“Knowing yourself is the beginning of all wisdom.” -Aristotle
Journey to self cannot take place within the bounds of a static existence. Often the best way to begin truly knowing oneself is to remove all familiar surroundings. Only then can one begin to understand their honest reactions to and encounters with the world at large. Stepping outside a comfortable place, relocating to a faraway city, engaging in activities that are far away from day to day routine, these things all reach to the self and ignite in us our own true nature. After all, who doesn’t know that the true test of any relationship whether platonic or romantic is to travel together to unfamiliar places?
Genevieve Leavold spoke to us from Belgrade where she has lived since 2014. Her decision was predicated on the desire to practice art full time. This self-taught artist has since devoted her time to enriching her craft and discovering her voice. Leavold connects to the slower pace of life in Belgrade as well as what she sees as a value of social space and time. Since moving to Belgrade, her work has evolved in radical ways. Prior to the move, she worked figuratively but since arriving in Belgrade her work has become largely abstract. The city itself informs her work and at the same time, she is developing methods of working. Genevieve considers this evolution and self-teaching her own version of an MFA without the need for formal education. Presently Leavold is working on a series of thematically linked paintings. For this series, she has, in a sense, introduced movement into the form whereas her older work was more static. Leavold has also changed materials more than once. When she arrived in Belgrade she began working largely in graphite but has since moved back toward oil paint. Leavold classifies her work as more philosophically motivated than politically motivated and says this suits her position as an artist in the time and place where she lives. To hear more from Genevieve Leavold, including her take on eastern philosophies and how they inform her life and work, listen to the full interview.
Andrew Braddock is an artist living and working in Brooklyn. Video and movement are the backbones of Braddock’s work. Presently he is working on a dance piece with choreographer Alex Romania. The ensemble piece will be performed in May. For his own work, Braddock uses video recordings and projections of these recordings during rehearsal time to create layered video pieces. Braddock describes the results as the multiplication of an image. Braddock uses repetitive movement, often unchoreographed, layering various sections of the recorded results upon each other. The work is solo, Braddock is the only dancer in the recorded pieces, and he does not pre-impose limits on the outcome of the work. In terms of his hybrid work, Braddock describes it as performance art. For him, video is a way to circumvent the process of lengthy rehearsals working toward an event thus changing the dynamic entirely. Braddock also co-owns a shop with an artist friend which is where his income is largely based. The shop combines metal fabrication and screen printing techniques, often making materials for artists. To hear more about his take on art, funding, and changing the process, listen to the full interview.

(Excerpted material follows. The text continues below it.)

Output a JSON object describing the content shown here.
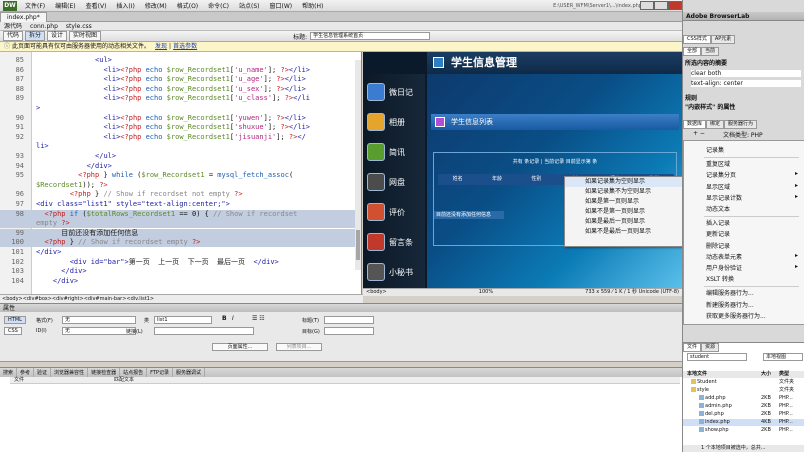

A Few Words to Keep in your Pocket:
It is impossible to truly know oneself if all we do is tread the same path day in and day out. We must reach out to the wide world and discover who it is that appears when we arrive.
Interviews are available on iTunes as podcasts, and for Android please click here. All weekly essay pieces in a shareable format are here. The full archive of interviews here.
Books to Read
What are you reading? Add your titles to our reading list here. User Clove Galilee is reading The Prison Letters of George Jackson by Soledad Brother and Dianne Bruns has recently been introduced to literary classic Anne of Green Gables by L.M. Montgomery.
Opportunities / Open Calls
US painters aged 45 or older are invited to apply for the Lillian Orlowsky and William Freed Grant through Provincetown Art Association and Museum (PAAM). Cash grant awards range from $5,000 to $35,000 and recipients’ work is exhibited at PAAM. Deadline is April 2.
Weekly Edited Grant and Residency Deadlines – review the list here.